Second, the fact that states have not defended the operation in expressly legal terms does not mean that their justifications are outside of law. As far as I know, the United Kingdom is the only state that has justified the 2018 operation in explicitly legal terms. It is one of the few states that recognizes a humanitarian exception to Article 2(4) and has invoked that exception here. By contrast, in 2017, the United States presented a set of case-specific considerations that, in its view, warranted the use of force. It did not expressly assert that it was acting lawfully. Neither did the states that supported it. I suspect that the United States and most other states will follow a similar script in 2018.
Some international lawyers have interpreted that to mean that the United States and its supporters did not present a legal justification for the 2017 operation. This position assumes that a justification is “legal” only if it expressly invokes a variant of the word “law” or relies on the formal doctrine. I think that position misunderstand how states engage with the jus ad vellum — that thus how the jus ad bellum actually operates — in cases like these. In 2017 and today, the United States and other states that have supported it have made claims on the law. They have argued, if only implicitly, against the application of Article 2(4). They have argued that the legal prohibition of chemical weapons is nearly sacrosanct and can, in certain circumstances, justify a forcible response. These are arguments about the law.
Third, if the reactions in 2018 look like the ones in 2017, it would not be evidence that states recognize or want to create an exception to Article 2(4) for an entire category of humanitarian interventions or reprisals. They plainly do not. States are balancing a number of competing considerations and have decided that not applying Article 2(4) was preferable to the alternatives in these cases.

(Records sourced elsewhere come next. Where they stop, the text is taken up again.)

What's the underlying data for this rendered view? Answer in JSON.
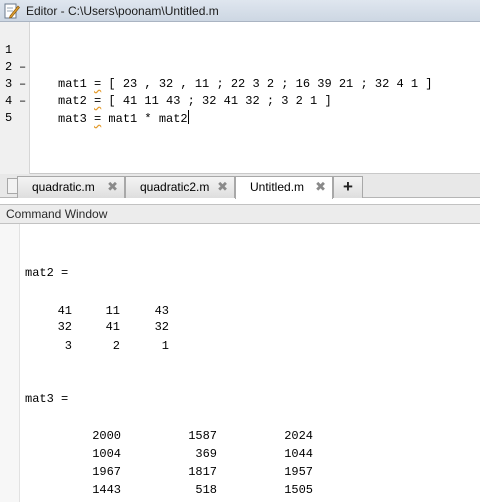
{
  "window": {
    "title": "Editor - C:\\Users\\poonam\\Untitled.m"
  },
  "editor": {
    "lines": [
      {
        "number": "1",
        "marker": "–",
        "code_pre": "mat1 ",
        "code_warn": "=",
        "code_post": " [ 23 , 32 , 11 ; 22 3 2 ; 16 39 21 ; 32 4 1 ]"
      },
      {
        "number": "2",
        "marker": "–",
        "code_pre": "mat2 ",
        "code_warn": "=",
        "code_post": " [ 41 11 43 ; 32 41 32 ; 3 2 1 ]"
      },
      {
        "number": "3",
        "marker": "–",
        "code_pre": "mat3 ",
        "code_warn": "=",
        "code_post": " mat1 * mat2"
      },
      {
        "number": "4",
        "marker": "",
        "code_pre": "",
        "code_warn": "",
        "code_post": ""
      },
      {
        "number": "5",
        "marker": "",
        "code_pre": "",
        "code_warn": "",
        "code_post": ""
      }
    ]
  },
  "tabs": [
    {
      "label": "quadratic.m",
      "close": "✖",
      "active": false
    },
    {
      "label": "quadratic2.m",
      "close": "✖",
      "active": false
    },
    {
      "label": "Untitled.m",
      "close": "✖",
      "active": true
    }
  ],
  "add_tab_label": "+",
  "command_window": {
    "title": "Command Window",
    "mat2": {
      "header": "mat2 =",
      "rows": [
        [
          "41",
          "11",
          "43"
        ],
        [
          "32",
          "41",
          "32"
        ],
        [
          "3",
          "2",
          "1"
        ]
      ]
    },
    "mat3": {
      "header": "mat3 =",
      "rows": [
        [
          "2000",
          "1587",
          "2024"
        ],
        [
          "1004",
          "369",
          "1044"
        ],
        [
          "1967",
          "1817",
          "1957"
        ],
        [
          "1443",
          "518",
          "1505"
        ]
      ]
    }
  },
  "icons": {
    "editor_icon": "pencil-document-icon",
    "close_icon": "close-x-icon",
    "add_icon": "plus-icon"
  },
  "colors": {
    "warning_underline": "#e39a2a",
    "titlebar": "#dfe6ef"
  }
}
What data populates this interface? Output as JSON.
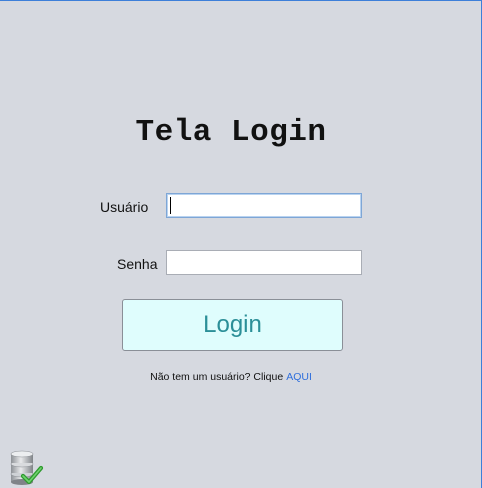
{
  "title": "Tela Login",
  "form": {
    "user_label": "Usuário",
    "user_value": "",
    "password_label": "Senha",
    "password_value": "",
    "login_label": "Login"
  },
  "signup": {
    "prompt": "Não tem um usuário? Clique",
    "link": "AQUI"
  },
  "icons": {
    "status": "database-check-icon"
  },
  "colors": {
    "background": "#d6d9e0",
    "button_bg": "#dffdfd",
    "button_text": "#2b8f98",
    "link": "#2f6fdc"
  }
}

Fourth, given the conflicting messages that states themselves are communicating, the best answer to the question of whether the two operations are lawful is not a simple “yes” or “no.” Such answers contain an element of advocacy; claims of legality or illegality are normative statements dressed up as descriptive ones. In my view, the answer to that question has to be more nuanced, contingent, and qualified.
Finally, these sorts of decisions rightly raise slippery slope concerns. If the United States and its friends may use force unilaterally when they please, what’s to stop other states from doing the same? I begin to tackle that question in my forthcoming article. For now, it’s worth keeping in mind that the jus ad bellum has never worked as it was originally intended. The challenge has always been to find ways to maintain its relevance and normative salience in a deeply imperfect world. As I intimated here and elaborate on in my article, the best way to preserve its regulatory purchase in today’s security environment is almost certainly not to squeeze, into the four corners of the formal legal doctrine, every operation that states choose to conduct, tolerate, and support. The gap between the formal doctrine and this practice might be unsatisfying, but it is not necessarily dysfunctional — or worse than the available alternatives.